App and web page records
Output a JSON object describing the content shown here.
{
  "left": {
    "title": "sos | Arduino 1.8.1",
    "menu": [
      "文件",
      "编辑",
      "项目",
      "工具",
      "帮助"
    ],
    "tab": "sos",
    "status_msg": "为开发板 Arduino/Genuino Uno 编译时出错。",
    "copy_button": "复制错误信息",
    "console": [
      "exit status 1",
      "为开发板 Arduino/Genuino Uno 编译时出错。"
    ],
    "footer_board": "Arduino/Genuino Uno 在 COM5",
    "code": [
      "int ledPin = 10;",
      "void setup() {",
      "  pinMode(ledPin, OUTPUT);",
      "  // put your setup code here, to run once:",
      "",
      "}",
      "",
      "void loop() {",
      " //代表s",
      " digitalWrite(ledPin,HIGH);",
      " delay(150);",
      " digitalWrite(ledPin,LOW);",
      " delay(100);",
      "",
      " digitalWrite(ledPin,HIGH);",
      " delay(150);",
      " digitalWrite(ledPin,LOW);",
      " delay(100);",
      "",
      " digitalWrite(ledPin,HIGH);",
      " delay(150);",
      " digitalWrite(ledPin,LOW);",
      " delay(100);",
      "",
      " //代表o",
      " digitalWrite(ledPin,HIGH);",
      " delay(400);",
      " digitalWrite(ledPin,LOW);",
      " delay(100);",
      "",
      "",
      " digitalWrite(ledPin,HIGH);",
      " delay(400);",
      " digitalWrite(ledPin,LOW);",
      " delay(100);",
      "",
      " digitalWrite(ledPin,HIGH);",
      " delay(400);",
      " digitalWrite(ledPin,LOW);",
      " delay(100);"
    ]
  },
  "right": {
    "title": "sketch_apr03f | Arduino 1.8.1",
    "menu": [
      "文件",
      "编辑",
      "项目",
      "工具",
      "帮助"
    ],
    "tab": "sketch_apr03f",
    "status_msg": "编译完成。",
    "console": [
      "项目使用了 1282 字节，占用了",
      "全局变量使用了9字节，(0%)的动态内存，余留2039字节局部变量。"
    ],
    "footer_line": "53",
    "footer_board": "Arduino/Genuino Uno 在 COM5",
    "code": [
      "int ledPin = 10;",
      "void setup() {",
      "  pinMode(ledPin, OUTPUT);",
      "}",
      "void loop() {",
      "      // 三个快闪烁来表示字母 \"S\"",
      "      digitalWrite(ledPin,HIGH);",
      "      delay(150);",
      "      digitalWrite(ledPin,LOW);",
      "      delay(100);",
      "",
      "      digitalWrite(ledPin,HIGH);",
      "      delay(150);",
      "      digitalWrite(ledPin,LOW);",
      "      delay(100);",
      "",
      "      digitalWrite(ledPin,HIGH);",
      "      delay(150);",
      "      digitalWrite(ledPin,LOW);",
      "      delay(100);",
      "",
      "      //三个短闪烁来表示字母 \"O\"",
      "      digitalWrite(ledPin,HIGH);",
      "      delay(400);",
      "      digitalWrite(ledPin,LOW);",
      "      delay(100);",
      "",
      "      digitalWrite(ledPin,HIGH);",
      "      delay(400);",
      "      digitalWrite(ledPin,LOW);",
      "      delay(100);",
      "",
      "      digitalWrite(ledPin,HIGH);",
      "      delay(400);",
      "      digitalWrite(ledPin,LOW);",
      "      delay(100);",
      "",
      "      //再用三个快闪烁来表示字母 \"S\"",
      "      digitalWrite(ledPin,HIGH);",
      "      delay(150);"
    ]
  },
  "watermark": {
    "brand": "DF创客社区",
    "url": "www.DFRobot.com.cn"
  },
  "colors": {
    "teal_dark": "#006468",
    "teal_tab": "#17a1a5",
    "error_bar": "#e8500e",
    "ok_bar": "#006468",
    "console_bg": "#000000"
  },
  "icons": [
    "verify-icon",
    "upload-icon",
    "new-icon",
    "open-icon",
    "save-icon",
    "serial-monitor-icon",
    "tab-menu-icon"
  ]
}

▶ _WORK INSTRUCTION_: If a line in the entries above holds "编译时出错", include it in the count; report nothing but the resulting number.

▶ _WRITTEN ANSWER_: 2